Records for this task

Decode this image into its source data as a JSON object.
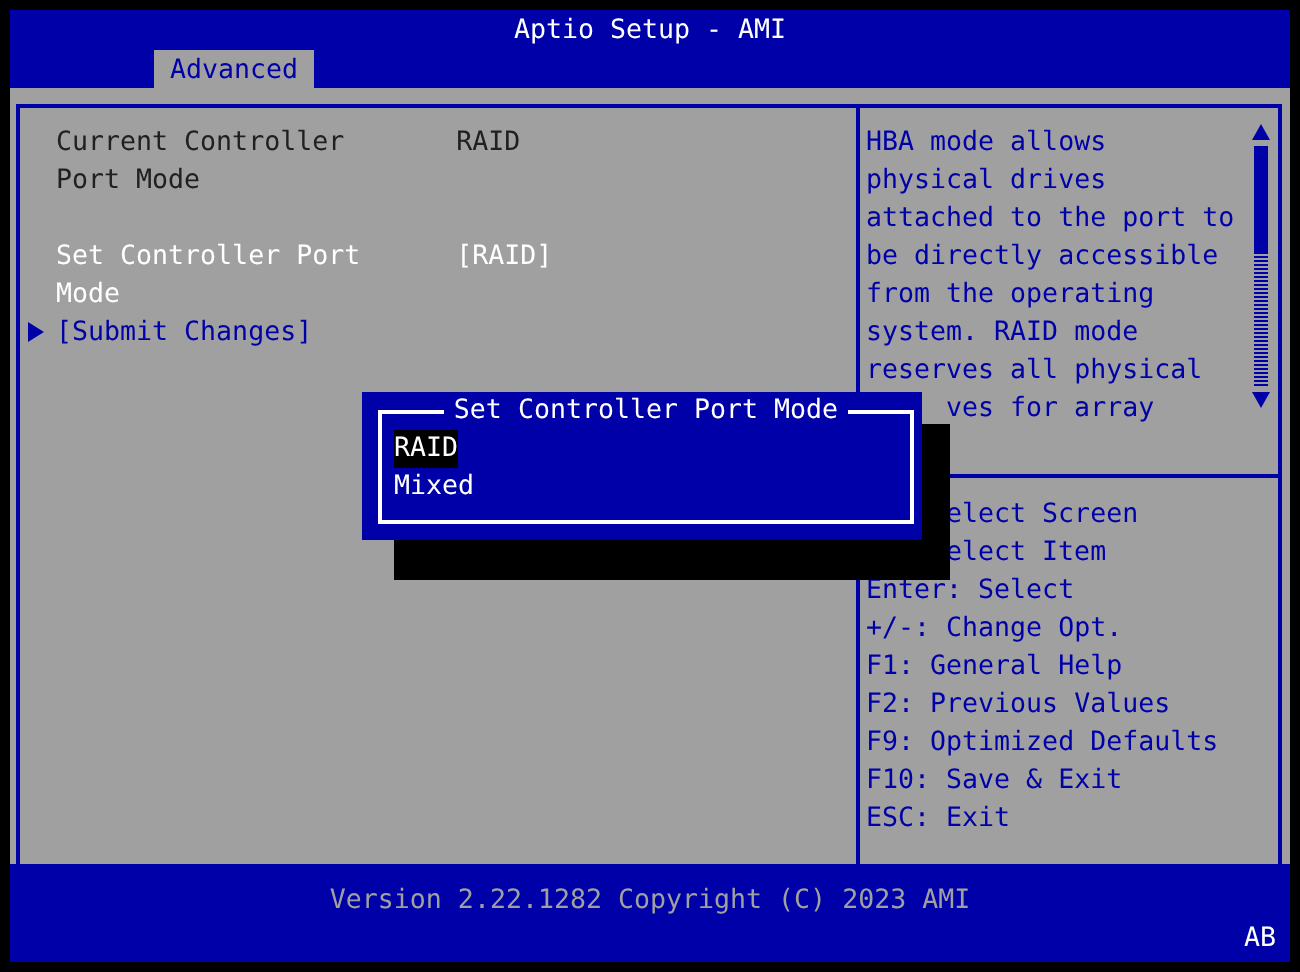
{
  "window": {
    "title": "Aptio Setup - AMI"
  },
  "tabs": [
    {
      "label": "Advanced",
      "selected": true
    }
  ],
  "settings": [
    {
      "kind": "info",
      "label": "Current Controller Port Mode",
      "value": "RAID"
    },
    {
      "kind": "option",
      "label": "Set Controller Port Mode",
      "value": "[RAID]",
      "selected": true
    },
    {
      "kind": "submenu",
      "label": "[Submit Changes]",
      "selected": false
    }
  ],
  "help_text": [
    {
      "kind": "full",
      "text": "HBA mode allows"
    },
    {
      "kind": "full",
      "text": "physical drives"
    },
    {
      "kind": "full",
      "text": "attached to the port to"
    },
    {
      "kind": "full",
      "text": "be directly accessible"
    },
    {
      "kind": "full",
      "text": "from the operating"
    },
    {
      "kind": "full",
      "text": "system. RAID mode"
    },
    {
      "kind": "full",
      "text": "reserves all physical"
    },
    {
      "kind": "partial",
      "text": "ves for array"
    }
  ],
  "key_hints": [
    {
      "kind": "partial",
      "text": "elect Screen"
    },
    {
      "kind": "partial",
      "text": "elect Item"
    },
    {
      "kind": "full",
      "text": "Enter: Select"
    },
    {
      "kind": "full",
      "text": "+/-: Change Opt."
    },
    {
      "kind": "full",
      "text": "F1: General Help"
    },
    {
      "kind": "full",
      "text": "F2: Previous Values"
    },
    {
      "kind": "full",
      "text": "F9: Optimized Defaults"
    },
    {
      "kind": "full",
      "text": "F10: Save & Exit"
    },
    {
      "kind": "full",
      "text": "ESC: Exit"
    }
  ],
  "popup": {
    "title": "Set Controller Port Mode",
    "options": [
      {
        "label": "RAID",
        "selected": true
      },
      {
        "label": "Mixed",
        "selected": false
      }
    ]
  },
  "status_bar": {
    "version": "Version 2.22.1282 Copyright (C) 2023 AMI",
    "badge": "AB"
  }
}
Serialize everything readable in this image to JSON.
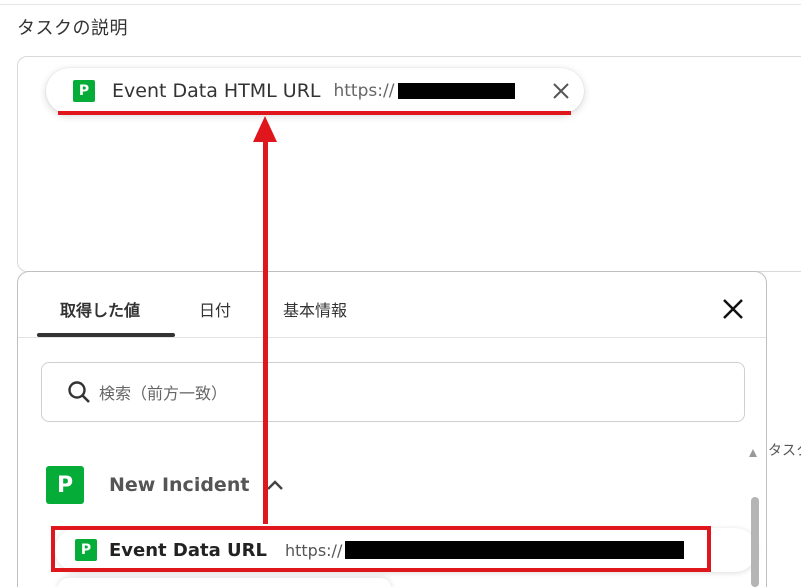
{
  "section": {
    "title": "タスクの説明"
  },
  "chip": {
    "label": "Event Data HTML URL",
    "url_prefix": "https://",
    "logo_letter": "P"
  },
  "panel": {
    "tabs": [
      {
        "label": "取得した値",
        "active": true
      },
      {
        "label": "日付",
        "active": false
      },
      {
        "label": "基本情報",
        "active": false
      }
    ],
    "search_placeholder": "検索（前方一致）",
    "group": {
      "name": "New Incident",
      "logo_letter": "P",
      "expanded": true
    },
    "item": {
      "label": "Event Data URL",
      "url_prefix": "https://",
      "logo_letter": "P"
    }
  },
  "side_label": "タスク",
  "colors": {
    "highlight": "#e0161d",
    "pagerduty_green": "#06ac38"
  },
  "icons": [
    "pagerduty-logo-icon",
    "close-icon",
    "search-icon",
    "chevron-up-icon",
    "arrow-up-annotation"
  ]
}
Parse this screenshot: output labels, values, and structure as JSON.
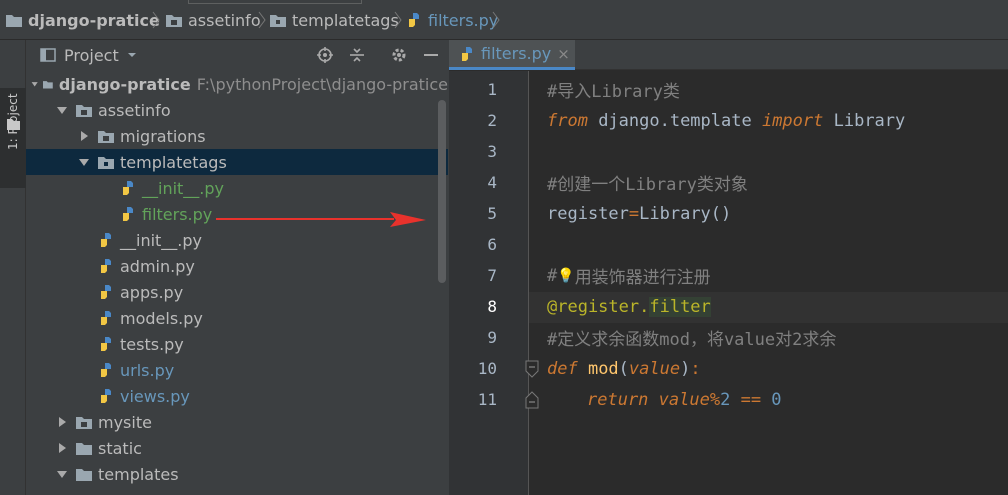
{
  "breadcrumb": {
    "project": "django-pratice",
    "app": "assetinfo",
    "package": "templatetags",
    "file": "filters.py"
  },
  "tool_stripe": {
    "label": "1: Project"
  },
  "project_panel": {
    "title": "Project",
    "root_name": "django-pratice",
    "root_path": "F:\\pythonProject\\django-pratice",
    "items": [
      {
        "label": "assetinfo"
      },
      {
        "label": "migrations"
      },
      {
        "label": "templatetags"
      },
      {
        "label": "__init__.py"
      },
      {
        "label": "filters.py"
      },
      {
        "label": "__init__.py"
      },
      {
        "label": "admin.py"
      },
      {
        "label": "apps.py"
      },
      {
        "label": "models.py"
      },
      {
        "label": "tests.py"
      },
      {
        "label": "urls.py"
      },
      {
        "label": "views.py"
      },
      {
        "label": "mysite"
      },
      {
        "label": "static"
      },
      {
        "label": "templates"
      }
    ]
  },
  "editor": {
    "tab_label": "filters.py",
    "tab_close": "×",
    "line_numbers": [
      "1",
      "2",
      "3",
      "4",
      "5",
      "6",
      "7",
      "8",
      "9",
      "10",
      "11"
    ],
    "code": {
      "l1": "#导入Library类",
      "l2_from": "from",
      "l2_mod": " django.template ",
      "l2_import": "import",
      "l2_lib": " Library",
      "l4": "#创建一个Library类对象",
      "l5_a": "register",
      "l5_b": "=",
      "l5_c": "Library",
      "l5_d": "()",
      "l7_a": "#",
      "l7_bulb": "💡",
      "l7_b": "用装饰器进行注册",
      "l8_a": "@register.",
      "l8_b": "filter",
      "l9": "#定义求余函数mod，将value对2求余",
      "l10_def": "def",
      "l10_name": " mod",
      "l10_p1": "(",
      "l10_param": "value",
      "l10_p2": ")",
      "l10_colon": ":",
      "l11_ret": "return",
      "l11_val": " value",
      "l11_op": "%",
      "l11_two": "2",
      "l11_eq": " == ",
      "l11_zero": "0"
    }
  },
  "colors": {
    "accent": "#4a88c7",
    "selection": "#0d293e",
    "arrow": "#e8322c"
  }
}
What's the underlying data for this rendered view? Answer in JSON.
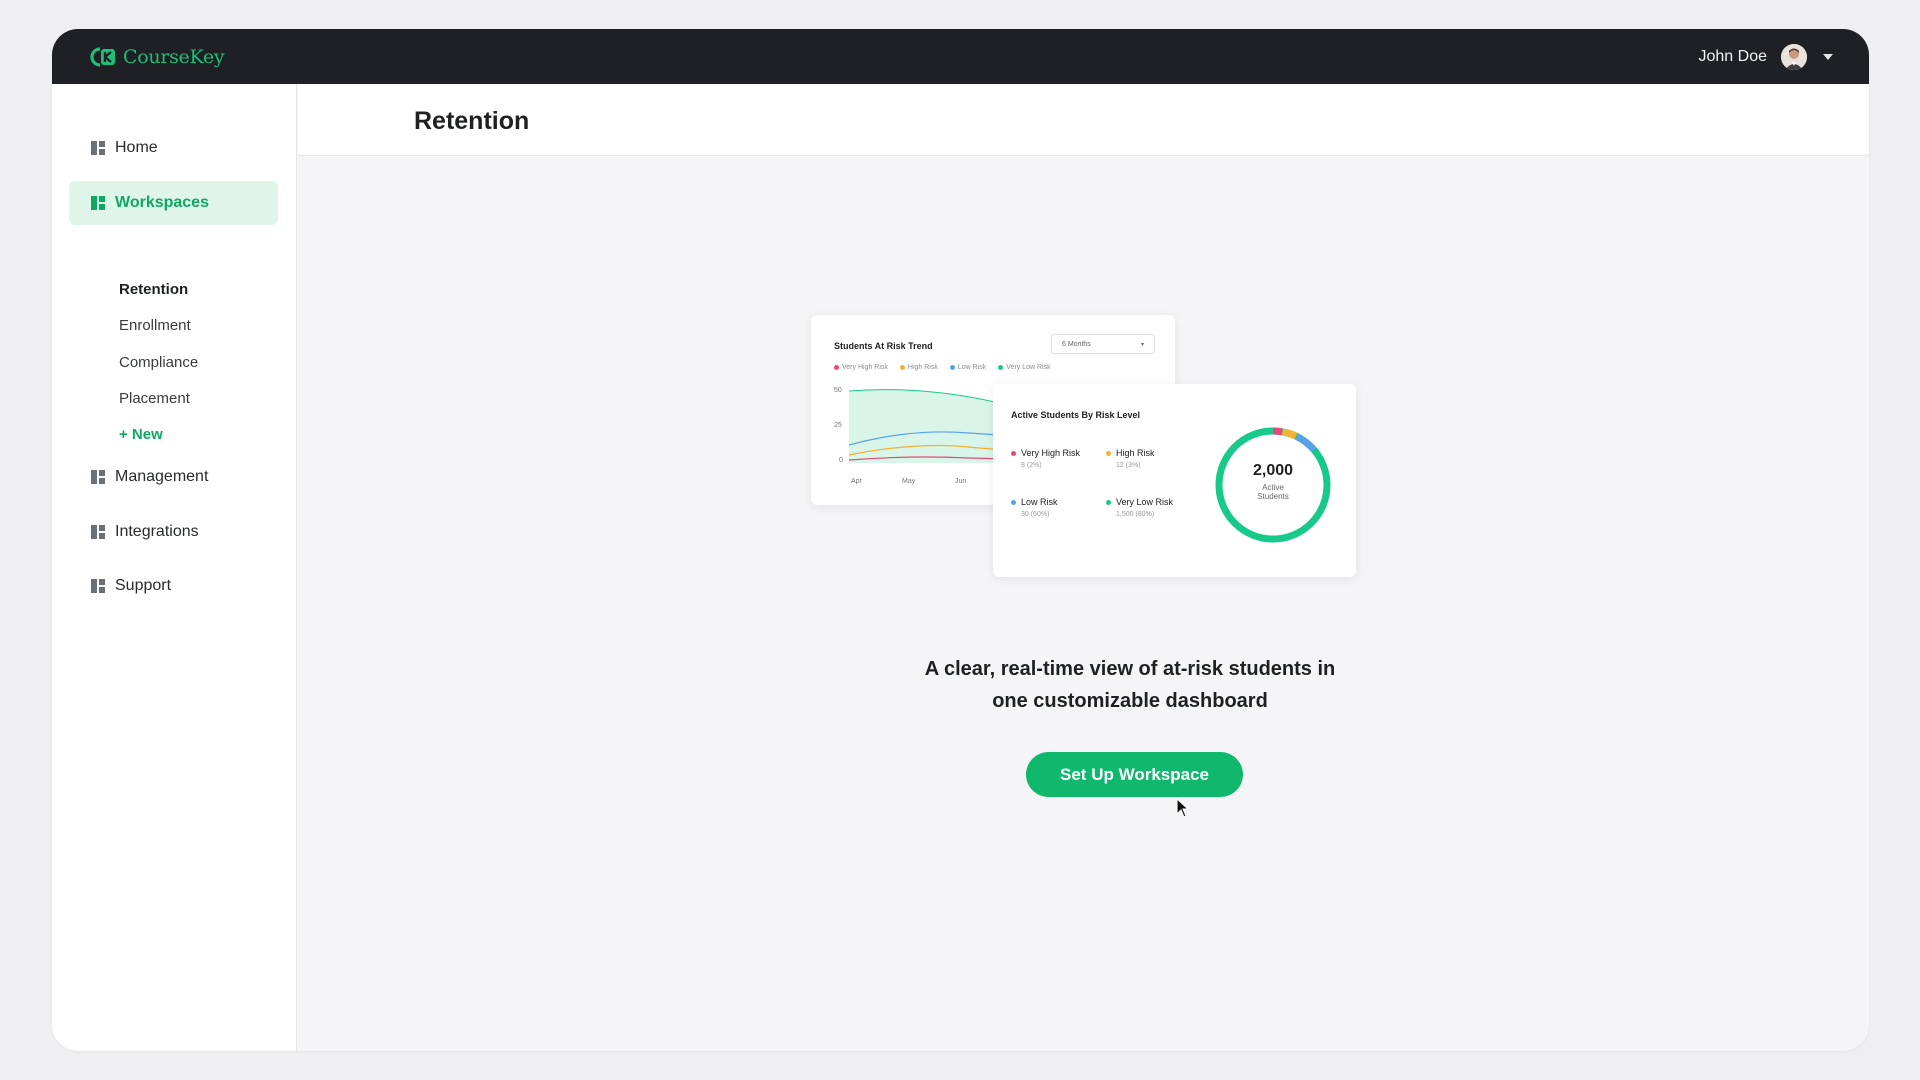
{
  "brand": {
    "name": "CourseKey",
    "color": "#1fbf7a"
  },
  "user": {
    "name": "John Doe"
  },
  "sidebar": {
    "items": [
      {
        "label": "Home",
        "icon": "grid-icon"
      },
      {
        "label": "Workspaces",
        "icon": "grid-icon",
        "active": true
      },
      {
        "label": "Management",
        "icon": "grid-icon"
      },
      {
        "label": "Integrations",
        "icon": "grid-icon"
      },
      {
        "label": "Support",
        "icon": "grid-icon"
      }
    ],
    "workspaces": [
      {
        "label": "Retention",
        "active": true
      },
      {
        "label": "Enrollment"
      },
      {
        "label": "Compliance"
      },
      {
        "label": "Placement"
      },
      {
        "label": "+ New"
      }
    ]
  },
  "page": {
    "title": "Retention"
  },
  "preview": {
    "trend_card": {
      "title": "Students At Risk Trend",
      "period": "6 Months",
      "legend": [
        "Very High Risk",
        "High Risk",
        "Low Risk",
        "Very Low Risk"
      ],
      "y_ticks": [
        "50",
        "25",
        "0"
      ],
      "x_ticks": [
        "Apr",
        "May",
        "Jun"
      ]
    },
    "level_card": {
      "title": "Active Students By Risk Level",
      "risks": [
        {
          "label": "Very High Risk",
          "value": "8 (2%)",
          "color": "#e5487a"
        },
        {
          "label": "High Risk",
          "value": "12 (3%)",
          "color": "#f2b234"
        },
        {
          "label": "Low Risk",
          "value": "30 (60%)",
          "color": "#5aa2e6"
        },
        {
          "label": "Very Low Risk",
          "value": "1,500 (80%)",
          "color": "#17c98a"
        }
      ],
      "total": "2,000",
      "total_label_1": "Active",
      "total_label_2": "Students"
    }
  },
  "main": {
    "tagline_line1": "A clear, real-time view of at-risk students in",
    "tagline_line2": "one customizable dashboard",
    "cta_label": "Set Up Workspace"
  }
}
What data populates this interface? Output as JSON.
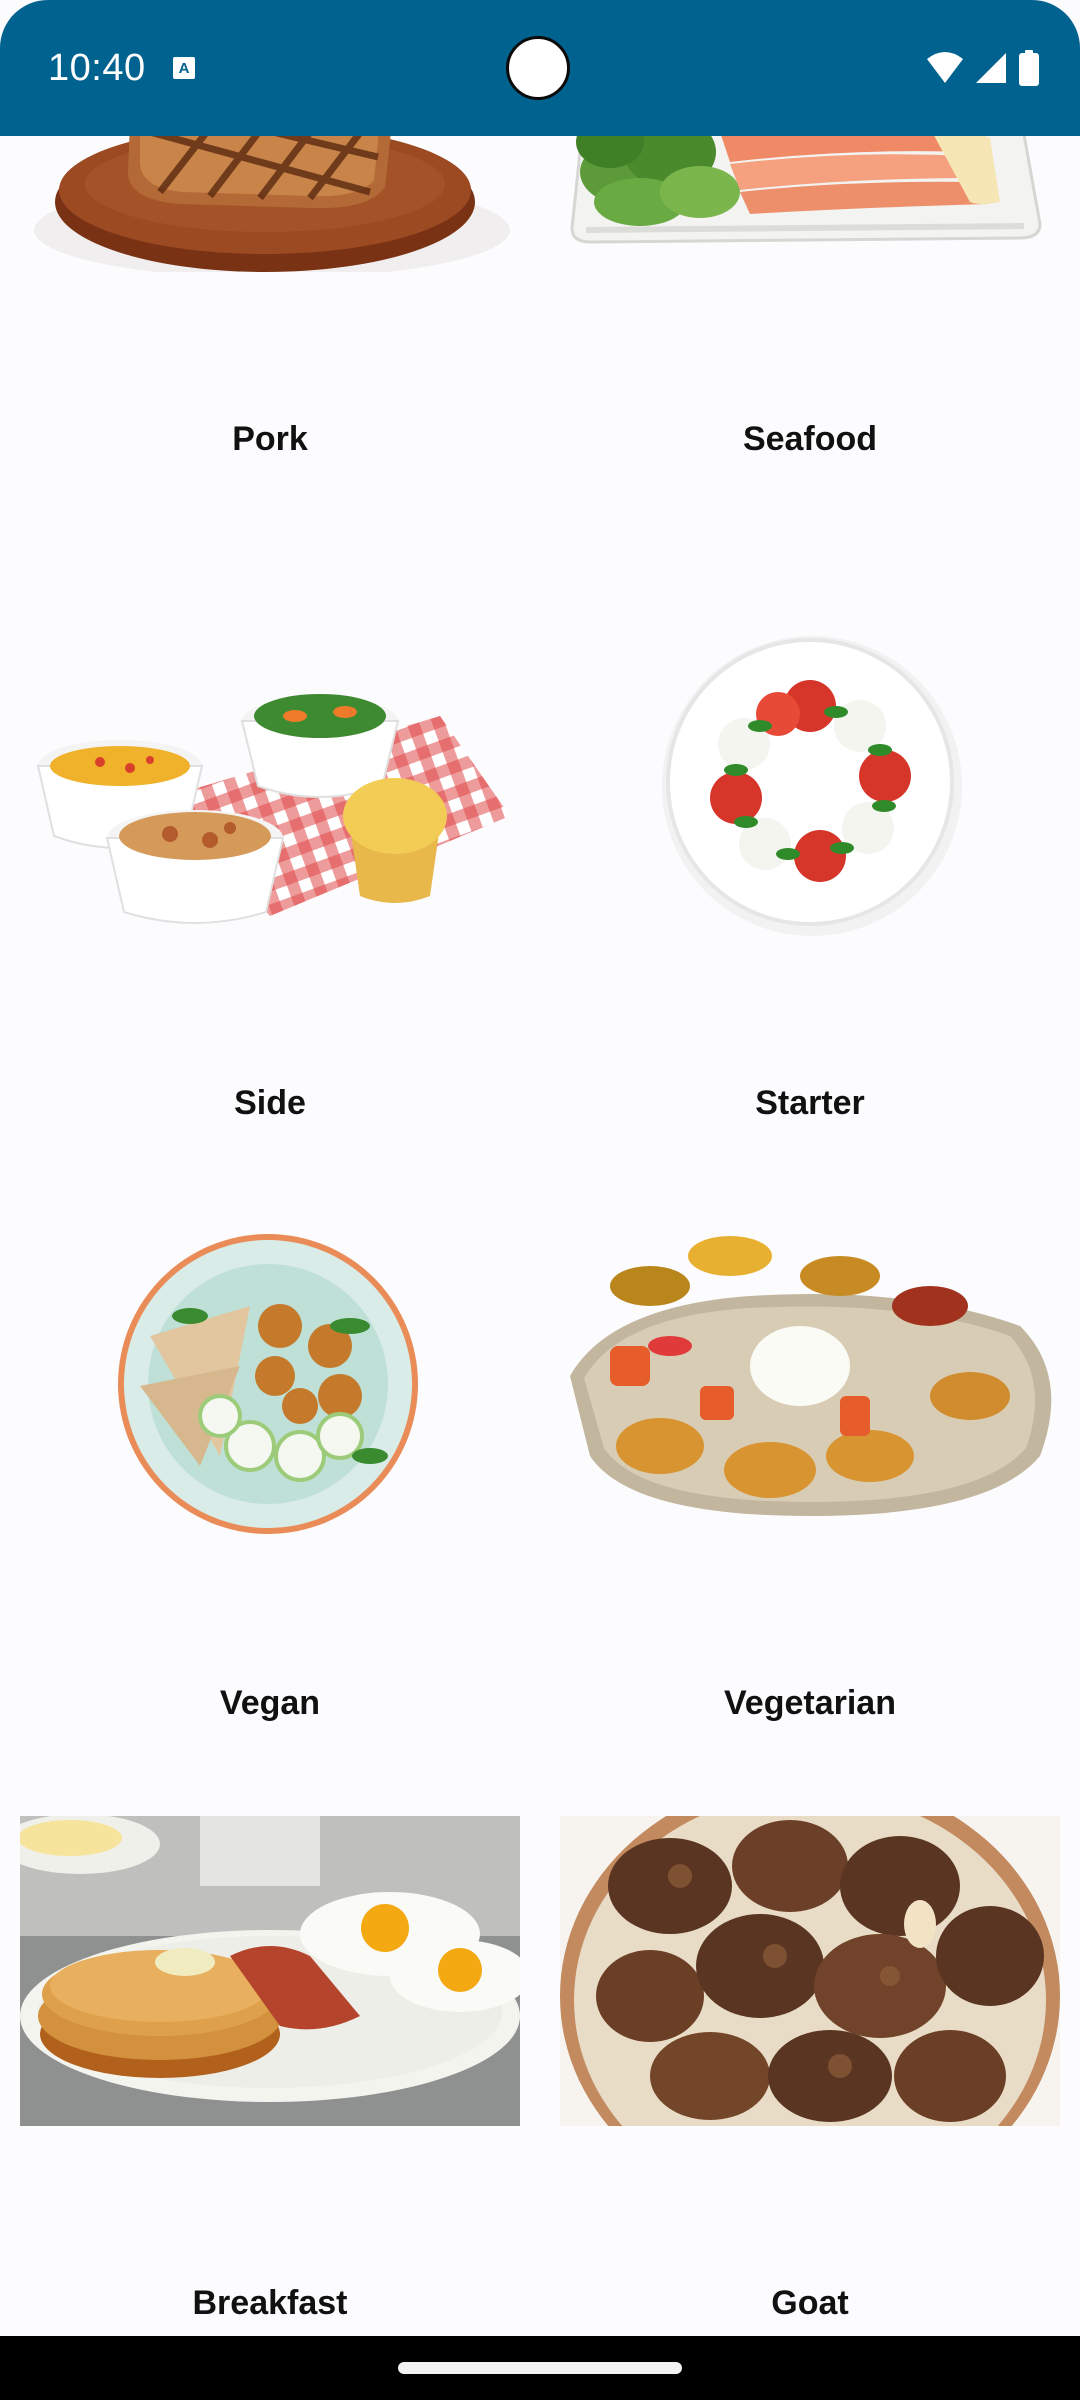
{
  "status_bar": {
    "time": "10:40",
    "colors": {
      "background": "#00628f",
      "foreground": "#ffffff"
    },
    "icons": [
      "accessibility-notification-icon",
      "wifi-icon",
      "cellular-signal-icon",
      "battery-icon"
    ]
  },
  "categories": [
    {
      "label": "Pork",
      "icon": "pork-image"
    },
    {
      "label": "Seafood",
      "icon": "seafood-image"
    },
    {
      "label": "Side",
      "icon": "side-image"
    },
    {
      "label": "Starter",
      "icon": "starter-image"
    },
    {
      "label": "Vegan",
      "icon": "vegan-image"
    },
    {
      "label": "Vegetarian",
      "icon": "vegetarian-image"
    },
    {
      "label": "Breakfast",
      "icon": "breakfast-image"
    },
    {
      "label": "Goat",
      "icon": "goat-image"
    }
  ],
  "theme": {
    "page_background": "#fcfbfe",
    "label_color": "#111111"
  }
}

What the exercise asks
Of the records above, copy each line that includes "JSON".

Output
Decode this image into its source data as a JSON object.
Serialize everything readable in this image to JSON.
Parse this screenshot: output labels, values, and structure as JSON.
What's the underlying data for this rendered view? Answer in JSON.
What data populates this interface? Output as JSON.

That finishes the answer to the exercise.